How To Test Soil Acidity/Alkalinity without a Kit

Do-It-Yourself Soil Test

Man wearing jeans and boots holding dirt in hands
Compassionate Eye Foundation/Steven Errico/Getty Images

Find out if your soil is acidic or alkaline without a pricey test kit. This simple DIY test will give you immediate results.



Time Required:

15 minutes or less

What You Need:

  • A soil sample
  • White vinegar
  • Baking soda
  • Water
  • 2 sample containers (a disposable cup, etc.)

Here's How:

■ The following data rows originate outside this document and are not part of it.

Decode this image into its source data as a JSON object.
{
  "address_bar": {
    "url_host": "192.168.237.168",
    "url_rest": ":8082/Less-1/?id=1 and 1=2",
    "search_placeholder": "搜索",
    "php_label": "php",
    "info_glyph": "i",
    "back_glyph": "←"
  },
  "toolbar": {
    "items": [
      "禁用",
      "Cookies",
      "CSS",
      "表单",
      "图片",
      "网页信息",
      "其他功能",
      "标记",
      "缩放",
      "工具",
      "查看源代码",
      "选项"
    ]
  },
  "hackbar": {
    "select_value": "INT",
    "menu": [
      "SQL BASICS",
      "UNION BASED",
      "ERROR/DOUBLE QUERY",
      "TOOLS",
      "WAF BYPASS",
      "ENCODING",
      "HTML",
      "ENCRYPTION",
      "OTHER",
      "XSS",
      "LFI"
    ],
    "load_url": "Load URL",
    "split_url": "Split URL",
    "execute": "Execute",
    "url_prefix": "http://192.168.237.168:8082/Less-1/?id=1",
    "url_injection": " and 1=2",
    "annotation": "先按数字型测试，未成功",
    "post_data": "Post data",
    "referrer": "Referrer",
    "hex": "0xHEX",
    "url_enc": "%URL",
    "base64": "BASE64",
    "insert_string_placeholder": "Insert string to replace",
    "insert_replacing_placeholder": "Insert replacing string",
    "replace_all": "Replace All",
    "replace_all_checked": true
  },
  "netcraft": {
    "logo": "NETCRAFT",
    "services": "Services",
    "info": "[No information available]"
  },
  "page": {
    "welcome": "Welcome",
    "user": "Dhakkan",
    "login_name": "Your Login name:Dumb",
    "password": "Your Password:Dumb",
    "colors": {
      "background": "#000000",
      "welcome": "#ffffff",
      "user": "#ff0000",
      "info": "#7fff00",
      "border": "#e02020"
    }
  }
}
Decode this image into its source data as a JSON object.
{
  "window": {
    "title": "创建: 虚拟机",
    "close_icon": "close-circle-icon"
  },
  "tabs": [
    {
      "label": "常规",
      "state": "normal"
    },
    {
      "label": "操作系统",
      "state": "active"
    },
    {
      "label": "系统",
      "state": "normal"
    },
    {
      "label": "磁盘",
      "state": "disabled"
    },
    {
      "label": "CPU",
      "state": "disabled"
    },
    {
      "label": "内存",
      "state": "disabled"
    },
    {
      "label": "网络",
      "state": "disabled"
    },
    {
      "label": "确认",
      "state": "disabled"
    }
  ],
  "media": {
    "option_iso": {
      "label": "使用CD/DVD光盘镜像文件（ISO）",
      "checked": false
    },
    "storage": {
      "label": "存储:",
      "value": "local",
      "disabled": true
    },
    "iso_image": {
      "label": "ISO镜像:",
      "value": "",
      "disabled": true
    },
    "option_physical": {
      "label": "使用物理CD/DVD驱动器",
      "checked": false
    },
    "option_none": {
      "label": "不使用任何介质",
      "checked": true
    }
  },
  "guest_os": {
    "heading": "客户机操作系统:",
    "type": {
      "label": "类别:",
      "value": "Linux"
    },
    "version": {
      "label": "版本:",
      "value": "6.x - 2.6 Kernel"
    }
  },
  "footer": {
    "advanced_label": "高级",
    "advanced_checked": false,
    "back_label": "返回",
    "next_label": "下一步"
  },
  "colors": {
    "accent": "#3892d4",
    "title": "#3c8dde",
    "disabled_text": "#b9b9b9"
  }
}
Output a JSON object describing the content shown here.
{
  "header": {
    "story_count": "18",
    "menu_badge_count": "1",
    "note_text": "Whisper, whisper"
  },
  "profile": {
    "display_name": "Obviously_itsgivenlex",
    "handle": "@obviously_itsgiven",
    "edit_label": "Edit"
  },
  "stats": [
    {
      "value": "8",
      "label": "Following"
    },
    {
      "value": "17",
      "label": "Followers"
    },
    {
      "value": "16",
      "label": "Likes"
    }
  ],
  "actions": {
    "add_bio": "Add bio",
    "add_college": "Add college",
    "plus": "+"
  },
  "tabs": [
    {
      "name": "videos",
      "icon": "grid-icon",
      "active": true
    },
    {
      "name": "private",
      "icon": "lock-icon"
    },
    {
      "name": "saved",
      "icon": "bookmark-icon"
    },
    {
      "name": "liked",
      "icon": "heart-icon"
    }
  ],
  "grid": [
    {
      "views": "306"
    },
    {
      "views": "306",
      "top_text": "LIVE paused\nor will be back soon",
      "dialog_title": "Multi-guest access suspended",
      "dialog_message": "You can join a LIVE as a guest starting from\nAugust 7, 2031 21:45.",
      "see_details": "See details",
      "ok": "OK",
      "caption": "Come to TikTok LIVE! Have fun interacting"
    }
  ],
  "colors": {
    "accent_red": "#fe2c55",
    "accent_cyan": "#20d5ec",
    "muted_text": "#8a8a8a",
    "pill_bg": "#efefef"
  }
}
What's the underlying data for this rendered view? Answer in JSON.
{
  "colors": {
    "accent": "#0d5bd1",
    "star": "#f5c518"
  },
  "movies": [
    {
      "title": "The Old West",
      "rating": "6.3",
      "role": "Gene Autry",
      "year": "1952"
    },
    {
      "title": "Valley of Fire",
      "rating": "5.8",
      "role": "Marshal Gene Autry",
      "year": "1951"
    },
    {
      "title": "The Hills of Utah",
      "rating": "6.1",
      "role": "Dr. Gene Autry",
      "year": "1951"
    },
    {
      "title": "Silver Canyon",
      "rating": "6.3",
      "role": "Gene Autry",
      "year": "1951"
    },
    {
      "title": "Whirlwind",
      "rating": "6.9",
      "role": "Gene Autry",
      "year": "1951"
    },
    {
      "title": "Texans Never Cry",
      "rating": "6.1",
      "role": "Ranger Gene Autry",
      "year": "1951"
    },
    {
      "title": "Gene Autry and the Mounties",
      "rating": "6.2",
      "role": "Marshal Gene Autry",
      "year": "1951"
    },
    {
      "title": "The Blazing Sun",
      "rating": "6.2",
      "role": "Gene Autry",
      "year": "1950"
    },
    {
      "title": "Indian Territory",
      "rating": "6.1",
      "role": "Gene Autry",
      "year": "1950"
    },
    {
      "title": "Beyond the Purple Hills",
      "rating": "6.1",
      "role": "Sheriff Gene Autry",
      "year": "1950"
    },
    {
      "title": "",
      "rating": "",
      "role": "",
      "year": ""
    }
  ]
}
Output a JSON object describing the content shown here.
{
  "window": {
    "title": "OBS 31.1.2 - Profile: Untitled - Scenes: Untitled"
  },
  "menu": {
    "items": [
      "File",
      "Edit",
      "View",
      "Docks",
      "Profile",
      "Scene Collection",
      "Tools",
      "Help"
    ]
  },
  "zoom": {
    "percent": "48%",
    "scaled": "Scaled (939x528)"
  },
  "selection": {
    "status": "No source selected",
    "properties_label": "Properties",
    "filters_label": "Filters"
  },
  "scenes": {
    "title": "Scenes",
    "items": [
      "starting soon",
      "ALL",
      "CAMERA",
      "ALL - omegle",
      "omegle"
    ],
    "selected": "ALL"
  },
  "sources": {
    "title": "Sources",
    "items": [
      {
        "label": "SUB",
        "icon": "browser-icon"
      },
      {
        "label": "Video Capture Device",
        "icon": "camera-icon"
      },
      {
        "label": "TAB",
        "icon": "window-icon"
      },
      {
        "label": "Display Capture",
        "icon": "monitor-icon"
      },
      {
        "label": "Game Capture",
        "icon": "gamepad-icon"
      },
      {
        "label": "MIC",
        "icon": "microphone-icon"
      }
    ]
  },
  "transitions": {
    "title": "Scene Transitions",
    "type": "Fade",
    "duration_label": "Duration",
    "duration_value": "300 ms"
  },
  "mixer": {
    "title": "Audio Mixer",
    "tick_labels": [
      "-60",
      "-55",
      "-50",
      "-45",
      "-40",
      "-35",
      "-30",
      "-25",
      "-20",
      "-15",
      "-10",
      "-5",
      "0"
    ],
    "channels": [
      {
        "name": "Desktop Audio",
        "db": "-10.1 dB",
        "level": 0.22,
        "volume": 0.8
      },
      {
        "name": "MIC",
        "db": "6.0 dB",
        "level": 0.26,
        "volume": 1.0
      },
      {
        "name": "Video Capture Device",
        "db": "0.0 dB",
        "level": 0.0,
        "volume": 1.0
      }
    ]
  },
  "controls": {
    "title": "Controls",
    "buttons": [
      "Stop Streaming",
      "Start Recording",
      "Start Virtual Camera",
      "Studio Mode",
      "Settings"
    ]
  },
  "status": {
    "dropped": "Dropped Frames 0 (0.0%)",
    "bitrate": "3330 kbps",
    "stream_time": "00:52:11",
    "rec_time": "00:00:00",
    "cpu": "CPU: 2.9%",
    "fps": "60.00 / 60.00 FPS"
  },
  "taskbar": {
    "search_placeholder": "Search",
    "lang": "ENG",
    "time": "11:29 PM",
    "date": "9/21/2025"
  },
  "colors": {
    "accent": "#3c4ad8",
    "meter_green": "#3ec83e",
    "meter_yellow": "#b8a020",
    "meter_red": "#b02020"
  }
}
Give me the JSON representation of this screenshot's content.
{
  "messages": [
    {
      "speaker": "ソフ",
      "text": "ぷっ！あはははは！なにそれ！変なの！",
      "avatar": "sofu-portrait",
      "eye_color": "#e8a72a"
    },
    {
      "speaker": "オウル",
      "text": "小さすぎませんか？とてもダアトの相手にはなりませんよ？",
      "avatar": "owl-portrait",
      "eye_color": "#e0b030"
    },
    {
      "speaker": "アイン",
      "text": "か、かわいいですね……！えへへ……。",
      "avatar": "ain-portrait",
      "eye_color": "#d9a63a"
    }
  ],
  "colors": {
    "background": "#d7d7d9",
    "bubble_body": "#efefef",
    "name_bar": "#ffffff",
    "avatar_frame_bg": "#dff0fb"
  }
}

  1. Scoop some soil into a container. Then, add half a cup of vinegar. If the soil bubbles or fizzes, it's alkaline. That chemical reaction that you're seeing, is what happens when an acid (the vinegar) comes into contact with something alkaline (the soil).
  1. If no reaction occurs, scoop a fresh soil sample into a second container. Add half a cup of water and mix. Then, add half a cup of baking soda. If the soil bubbles or fizzes the soil is highly acidic. That reaction you're seeing is the result of acidic soil coming into contact with an alkaline substance (the baking soda). 
  2. If your soil doesn't react to either test, it has a neutral pH, and doesn't require any tweaking. Just keep adding organic materials, like compost and leaf mold to maintain that balance.
  3. Amend your soil with wood ash or lime, if it tested acidic. Amend your soil with sulfur or pine needles, if it tested alkaline.

Keep in Mind: Good pH is only one aspect of healthy soil. To improve the health of your soil, check out:


  1. If you want a precise pH measurement, get a soil test kit from your local home improvements store or university extension office. An extension office test is likely to be the more expensive of the two options, but it'll also provide you with more information. Expect your test results to include information about any mineral deficiencies that your soil has, along with recommendations on how you can make improvements.
  1. Soil amendment takes time, so make small changes and wait for them to take hold, before making further amendments.
  2. You may have different types of soil in different parts of your yard, so consider testing each of your garden beds.
  3. Choose plants that will thrive in the soil that you have. Hydrangeas and blueberries, for example, love acidic soil. Sometimes, it's just easier to work with the soil that you have than to fight it.
  1. Continue to test and tweak your soil over time. Maintaining healthy soil is an ongoing task.

More Ways to Improve Your Soil on the Cheap:

Don't feel like you have to spend money to improve your soil. Here are some free materials that you can add to your soil to improve pH, water retention, soil structure and nutrient content: